by Panos Charitos. Published: 14 October 2013

In his will, Alfred Nobel states that the fund that he established for the Nobel Prizes should be “annually distributed in the form of prizes to those who, during the preceding year, shall have conferred the greatest benefit to mankind”. The aim of the Nobel Prize is to acknowledge the efforts that lead to important discoveries and inventions in various fields; specifically in physics, chemistry, medicine, literature and last but not least to those working to alleviate violence and suffering. Curiosity, excitement and the readiness to tackle challenging tasks and persist in completing them are certain characteristics in order to progress in these fields.

In that sense it might not be an overstatement that every kid deserves a Nobel prize. You probably have seen how children are constantly observing and are willing to experiment with the surrounding environment as they discover the world. From the age of 6 children already start developing their skills for thinking scientifically; they begin learning scientific concepts that will allow them to make connections with their environment and cause-effect relationships. As Grigori Feofilov, main organizer of the ALICE Children's Corner, comments: “Children are always so eager to learn and understand the world; it was so exciting to interact with them, listening to their ideas and looking at their desire for understanding”.

Of course the way in which children learn about physics differs a lot from the formal academic teaching in a college crowded auditorium. Children need opportunities to play and freely investigate ideas which are relevant to them. The trial and error nature of play allows children to evaluate simple cause and effect relationships. Without prior knowledge, as it if often the case, to support their ideas children will create imaginative reasons to explain why things happen.
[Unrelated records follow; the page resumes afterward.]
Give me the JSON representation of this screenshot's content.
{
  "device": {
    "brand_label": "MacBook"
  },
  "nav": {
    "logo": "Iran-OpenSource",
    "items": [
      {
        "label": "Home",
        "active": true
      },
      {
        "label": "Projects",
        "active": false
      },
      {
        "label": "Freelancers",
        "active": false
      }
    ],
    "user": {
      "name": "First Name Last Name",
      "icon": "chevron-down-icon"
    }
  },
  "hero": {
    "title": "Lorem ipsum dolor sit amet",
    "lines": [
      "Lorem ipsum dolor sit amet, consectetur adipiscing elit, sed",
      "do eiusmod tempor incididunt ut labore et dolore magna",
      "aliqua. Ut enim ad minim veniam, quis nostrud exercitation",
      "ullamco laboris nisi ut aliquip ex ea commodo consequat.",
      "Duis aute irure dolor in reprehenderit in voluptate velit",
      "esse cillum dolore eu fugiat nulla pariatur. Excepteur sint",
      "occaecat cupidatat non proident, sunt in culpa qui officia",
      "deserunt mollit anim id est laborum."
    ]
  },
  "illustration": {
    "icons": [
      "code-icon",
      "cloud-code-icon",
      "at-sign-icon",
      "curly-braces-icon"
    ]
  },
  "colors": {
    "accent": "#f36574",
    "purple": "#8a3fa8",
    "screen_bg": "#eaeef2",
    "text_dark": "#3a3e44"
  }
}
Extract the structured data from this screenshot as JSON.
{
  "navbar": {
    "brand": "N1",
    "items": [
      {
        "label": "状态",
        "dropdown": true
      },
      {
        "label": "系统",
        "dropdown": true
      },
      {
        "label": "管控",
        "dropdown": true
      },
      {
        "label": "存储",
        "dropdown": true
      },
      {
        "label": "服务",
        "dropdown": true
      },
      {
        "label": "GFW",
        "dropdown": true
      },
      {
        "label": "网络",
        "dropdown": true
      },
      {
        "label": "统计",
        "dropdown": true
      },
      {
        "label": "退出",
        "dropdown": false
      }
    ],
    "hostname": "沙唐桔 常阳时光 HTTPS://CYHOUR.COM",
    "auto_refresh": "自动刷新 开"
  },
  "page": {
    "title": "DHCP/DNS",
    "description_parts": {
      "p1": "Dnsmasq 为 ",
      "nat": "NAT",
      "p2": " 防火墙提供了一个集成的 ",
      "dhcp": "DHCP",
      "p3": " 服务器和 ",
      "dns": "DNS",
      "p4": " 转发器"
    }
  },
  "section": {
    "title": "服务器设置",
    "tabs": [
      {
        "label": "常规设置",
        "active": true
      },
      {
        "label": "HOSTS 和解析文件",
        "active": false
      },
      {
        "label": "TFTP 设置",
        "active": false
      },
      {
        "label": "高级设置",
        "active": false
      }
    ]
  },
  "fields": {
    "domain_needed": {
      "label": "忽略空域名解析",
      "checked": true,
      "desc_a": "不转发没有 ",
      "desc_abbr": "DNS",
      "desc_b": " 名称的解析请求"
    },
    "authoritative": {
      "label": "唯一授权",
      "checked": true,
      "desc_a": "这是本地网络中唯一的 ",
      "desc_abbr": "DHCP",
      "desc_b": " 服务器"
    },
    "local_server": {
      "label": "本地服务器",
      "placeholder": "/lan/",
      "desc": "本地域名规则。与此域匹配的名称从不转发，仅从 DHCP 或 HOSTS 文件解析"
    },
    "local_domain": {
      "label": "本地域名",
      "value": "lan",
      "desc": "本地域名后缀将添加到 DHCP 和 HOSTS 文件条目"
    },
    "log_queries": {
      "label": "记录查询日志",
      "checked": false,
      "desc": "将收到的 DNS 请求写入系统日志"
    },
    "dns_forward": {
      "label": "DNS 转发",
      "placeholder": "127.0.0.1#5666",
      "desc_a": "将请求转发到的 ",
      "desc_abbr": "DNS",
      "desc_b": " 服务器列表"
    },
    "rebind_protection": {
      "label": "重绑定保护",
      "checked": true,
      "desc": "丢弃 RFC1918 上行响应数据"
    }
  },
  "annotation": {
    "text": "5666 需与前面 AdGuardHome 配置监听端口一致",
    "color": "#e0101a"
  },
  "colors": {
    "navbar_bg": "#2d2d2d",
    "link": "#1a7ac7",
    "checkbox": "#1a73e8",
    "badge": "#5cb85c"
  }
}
ALICE Children’s corner during the Open Days was organized so that children would first observe the experiment and its results, then listened to the explanation by an expert and finally they were invited to repeat the experiments themselves. Providing them with varied experiences and displaying an enthusiasm for investigating the world together can help in the development of scientific skills and a better understanding of the experimental process (based on three words: observe, record, repeat).

Grigory Feofilov says: “These are basic skills in scientific research. Moreover, I think that it can be very educative to see things with their eyes or for example being able to touch the magnetic field with their hands”. This active, hands-on learning approach was both educative and fun. Children didn’t simply repeat the experiments but tried to understand them in some depth. “This is something you could see in their eyes” as Grigory adds. However, children’s corner was also for adults as many came to ask questions about every-day phenomena that we observe, reminding us that sometimes we need to go back and talk about basic concepts in physics as Grigory notes.

Fifteen activities were organized for our young visitors and for all of them very simple materials were needed. Grigory Feofilov and Despina Hatzifotiadou had to search in their labs for old unused items while they also brought many things from their homes. In addition to the simple experiments, children also had the chance of “building the ALICE detector from scratch" with the ALICE papercraft. Tiziano Virgili, who designed the papercraft, travelled for a few hours to Geneva in order to help children cutting and gluing the various pieces needed to create the 18 subdetectors of ALICE (read full story here).

Grigory and Tiziano both seem to agree that the key to success, when working with children, is improvisation. It is important to attract children’s attention, give them a feeling of participation and animate the physical concepts that you are presenting to them. Unfortunately there is no recipe for that. However, his experience proved extremely valuable in deciding what should be shown to children and how it should be presented. Working to prepare all these experiments for children was a source of inspiration as at the same time he had to work on data analysis in order to get new physics results published.

Work for a physicist never stops but Grigory and Tiziano always found some time in the evenings to prepare these activities. Running Children’s Corner was a very emotional experience. Grigory says: “it is very nice to see that people understand what you are explaining to them; how the children’s eyes are sparkling when they learn something new”. It seems that science is the perfect subject to complement a child's natural curiosity.

The benefits of learning about science for young kids are enormous and ALICE children’s corner offered a unique opportunity. Children could do simple experiments, finding out how the world works, sitting next to the world’s most advanced technologies and just a few meters above one of the largest experiments in particle physics. All that can spark ideas in kids' minds that they, too, may one day be capable of giving answers to some of the mysteries of our Universe or finding solutions to some of the big problems that we confront in the rise of the 21st century. And yet who knows, maybe one of this year’s Nobel Kids that visited ALICE Children’s Corner will be a future Nobel prize winner.